[Stored records]
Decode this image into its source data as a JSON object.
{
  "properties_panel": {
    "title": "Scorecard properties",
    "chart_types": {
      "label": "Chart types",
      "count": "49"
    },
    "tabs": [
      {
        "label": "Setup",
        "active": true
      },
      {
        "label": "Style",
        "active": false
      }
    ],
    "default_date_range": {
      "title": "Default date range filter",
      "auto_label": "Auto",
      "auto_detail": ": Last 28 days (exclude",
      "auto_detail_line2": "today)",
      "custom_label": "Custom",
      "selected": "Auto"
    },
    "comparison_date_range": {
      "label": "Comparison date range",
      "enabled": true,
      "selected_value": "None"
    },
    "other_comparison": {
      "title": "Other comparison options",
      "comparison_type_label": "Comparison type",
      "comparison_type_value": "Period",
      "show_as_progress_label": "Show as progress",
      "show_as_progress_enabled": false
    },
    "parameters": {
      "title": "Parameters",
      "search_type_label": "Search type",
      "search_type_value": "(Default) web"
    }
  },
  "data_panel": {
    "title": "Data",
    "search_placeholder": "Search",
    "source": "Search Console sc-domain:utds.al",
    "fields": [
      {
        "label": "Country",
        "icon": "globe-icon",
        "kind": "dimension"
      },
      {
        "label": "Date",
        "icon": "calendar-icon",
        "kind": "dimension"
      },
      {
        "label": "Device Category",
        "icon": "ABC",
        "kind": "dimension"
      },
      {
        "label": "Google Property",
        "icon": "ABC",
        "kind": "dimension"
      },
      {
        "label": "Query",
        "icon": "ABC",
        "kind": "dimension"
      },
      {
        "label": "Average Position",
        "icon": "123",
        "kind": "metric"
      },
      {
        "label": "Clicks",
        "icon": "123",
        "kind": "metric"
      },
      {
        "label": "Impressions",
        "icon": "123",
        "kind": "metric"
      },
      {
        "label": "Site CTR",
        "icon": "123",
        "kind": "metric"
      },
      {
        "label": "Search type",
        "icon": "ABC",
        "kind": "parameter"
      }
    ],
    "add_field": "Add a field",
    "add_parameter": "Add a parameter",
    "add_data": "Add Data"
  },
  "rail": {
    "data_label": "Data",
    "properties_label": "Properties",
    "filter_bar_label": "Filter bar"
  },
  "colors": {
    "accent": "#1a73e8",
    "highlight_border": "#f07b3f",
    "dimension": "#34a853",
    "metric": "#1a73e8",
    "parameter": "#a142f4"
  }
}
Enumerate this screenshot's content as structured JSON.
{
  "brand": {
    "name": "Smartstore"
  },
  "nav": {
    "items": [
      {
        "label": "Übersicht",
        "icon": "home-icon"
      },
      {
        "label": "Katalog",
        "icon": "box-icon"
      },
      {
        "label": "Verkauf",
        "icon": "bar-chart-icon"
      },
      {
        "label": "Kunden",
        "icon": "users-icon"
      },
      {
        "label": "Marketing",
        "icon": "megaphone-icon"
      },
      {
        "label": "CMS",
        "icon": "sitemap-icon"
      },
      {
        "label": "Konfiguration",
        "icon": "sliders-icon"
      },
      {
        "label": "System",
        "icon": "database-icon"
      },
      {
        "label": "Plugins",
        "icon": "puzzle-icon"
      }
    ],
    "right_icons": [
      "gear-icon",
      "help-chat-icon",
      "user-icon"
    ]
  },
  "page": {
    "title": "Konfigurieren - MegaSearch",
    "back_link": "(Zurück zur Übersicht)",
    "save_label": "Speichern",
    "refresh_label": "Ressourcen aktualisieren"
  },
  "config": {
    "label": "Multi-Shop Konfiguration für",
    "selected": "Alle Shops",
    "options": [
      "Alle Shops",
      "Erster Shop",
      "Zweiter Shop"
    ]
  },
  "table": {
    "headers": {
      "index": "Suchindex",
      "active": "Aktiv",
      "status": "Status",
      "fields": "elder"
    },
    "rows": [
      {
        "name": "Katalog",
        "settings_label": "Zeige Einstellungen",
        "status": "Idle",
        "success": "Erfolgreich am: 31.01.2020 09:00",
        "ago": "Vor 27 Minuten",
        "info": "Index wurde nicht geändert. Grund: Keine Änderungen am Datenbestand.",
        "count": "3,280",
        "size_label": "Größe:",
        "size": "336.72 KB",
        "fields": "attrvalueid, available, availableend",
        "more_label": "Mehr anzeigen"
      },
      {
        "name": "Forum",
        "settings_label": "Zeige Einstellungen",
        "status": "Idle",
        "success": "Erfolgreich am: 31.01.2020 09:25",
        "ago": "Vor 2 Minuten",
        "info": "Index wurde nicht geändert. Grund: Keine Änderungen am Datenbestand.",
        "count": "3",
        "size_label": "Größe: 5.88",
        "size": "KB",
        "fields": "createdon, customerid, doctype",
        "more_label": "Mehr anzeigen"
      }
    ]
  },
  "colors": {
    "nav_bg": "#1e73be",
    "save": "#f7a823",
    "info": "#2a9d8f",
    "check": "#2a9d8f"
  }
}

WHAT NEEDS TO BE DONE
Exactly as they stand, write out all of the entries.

ANSWER SPACE
Decode this image into its source data as a JSON object.
{
  "properties_panel": {
    "title": "Scorecard properties",
    "chart_types": {
      "label": "Chart types",
      "count": "49"
    },
    "tabs": [
      {
        "label": "Setup",
        "active": true
      },
      {
        "label": "Style",
        "active": false
      }
    ],
    "default_date_range": {
      "title": "Default date range filter",
      "auto_label": "Auto",
      "auto_detail": ": Last 28 days (exclude",
      "auto_detail_line2": "today)",
      "custom_label": "Custom",
      "selected": "Auto"
    },
    "comparison_date_range": {
      "label": "Comparison date range",
      "enabled": true,
      "selected_value": "None"
    },
    "other_comparison": {
      "title": "Other comparison options",
      "comparison_type_label": "Comparison type",
      "comparison_type_value": "Period",
      "show_as_progress_label": "Show as progress",
      "show_as_progress_enabled": false
    },
    "parameters": {
      "title": "Parameters",
      "search_type_label": "Search type",
      "search_type_value": "(Default) web"
    }
  },
  "data_panel": {
    "title": "Data",
    "search_placeholder": "Search",
    "source": "Search Console sc-domain:utds.al",
    "fields": [
      {
        "label": "Country",
        "icon": "globe-icon",
        "kind": "dimension"
      },
      {
        "label": "Date",
        "icon": "calendar-icon",
        "kind": "dimension"
      },
      {
        "label": "Device Category",
        "icon": "ABC",
        "kind": "dimension"
      },
      {
        "label": "Google Property",
        "icon": "ABC",
        "kind": "dimension"
      },
      {
        "label": "Query",
        "icon": "ABC",
        "kind": "dimension"
      },
      {
        "label": "Average Position",
        "icon": "123",
        "kind": "metric"
      },
      {
        "label": "Clicks",
        "icon": "123",
        "kind": "metric"
      },
      {
        "label": "Impressions",
        "icon": "123",
        "kind": "metric"
      },
      {
        "label": "Site CTR",
        "icon": "123",
        "kind": "metric"
      },
      {
        "label": "Search type",
        "icon": "ABC",
        "kind": "parameter"
      }
    ],
    "add_field": "Add a field",
    "add_parameter": "Add a parameter",
    "add_data": "Add Data"
  },
  "rail": {
    "data_label": "Data",
    "properties_label": "Properties",
    "filter_bar_label": "Filter bar"
  },
  "colors": {
    "accent": "#1a73e8",
    "highlight_border": "#f07b3f",
    "dimension": "#34a853",
    "metric": "#1a73e8",
    "parameter": "#a142f4"
  }
}
Enumerate this screenshot's content as structured JSON.
{
  "brand": {
    "name": "Smartstore"
  },
  "nav": {
    "items": [
      {
        "label": "Übersicht",
        "icon": "home-icon"
      },
      {
        "label": "Katalog",
        "icon": "box-icon"
      },
      {
        "label": "Verkauf",
        "icon": "bar-chart-icon"
      },
      {
        "label": "Kunden",
        "icon": "users-icon"
      },
      {
        "label": "Marketing",
        "icon": "megaphone-icon"
      },
      {
        "label": "CMS",
        "icon": "sitemap-icon"
      },
      {
        "label": "Konfiguration",
        "icon": "sliders-icon"
      },
      {
        "label": "System",
        "icon": "database-icon"
      },
      {
        "label": "Plugins",
        "icon": "puzzle-icon"
      }
    ],
    "right_icons": [
      "gear-icon",
      "help-chat-icon",
      "user-icon"
    ]
  },
  "page": {
    "title": "Konfigurieren - MegaSearch",
    "back_link": "(Zurück zur Übersicht)",
    "save_label": "Speichern",
    "refresh_label": "Ressourcen aktualisieren"
  },
  "config": {
    "label": "Multi-Shop Konfiguration für",
    "selected": "Alle Shops",
    "options": [
      "Alle Shops",
      "Erster Shop",
      "Zweiter Shop"
    ]
  },
  "table": {
    "headers": {
      "index": "Suchindex",
      "active": "Aktiv",
      "status": "Status",
      "fields": "elder"
    },
    "rows": [
      {
        "name": "Katalog",
        "settings_label": "Zeige Einstellungen",
        "status": "Idle",
        "success": "Erfolgreich am: 31.01.2020 09:00",
        "ago": "Vor 27 Minuten",
        "info": "Index wurde nicht geändert. Grund: Keine Änderungen am Datenbestand.",
        "count": "3,280",
        "size_label": "Größe:",
        "size": "336.72 KB",
        "fields": "attrvalueid, available, availableend",
        "more_label": "Mehr anzeigen"
      },
      {
        "name": "Forum",
        "settings_label": "Zeige Einstellungen",
        "status": "Idle",
        "success": "Erfolgreich am: 31.01.2020 09:25",
        "ago": "Vor 2 Minuten",
        "info": "Index wurde nicht geändert. Grund: Keine Änderungen am Datenbestand.",
        "count": "3",
        "size_label": "Größe: 5.88",
        "size": "KB",
        "fields": "createdon, customerid, doctype",
        "more_label": "Mehr anzeigen"
      }
    ]
  },
  "colors": {
    "nav_bg": "#1e73be",
    "save": "#f7a823",
    "info": "#2a9d8f",
    "check": "#2a9d8f"
  }
}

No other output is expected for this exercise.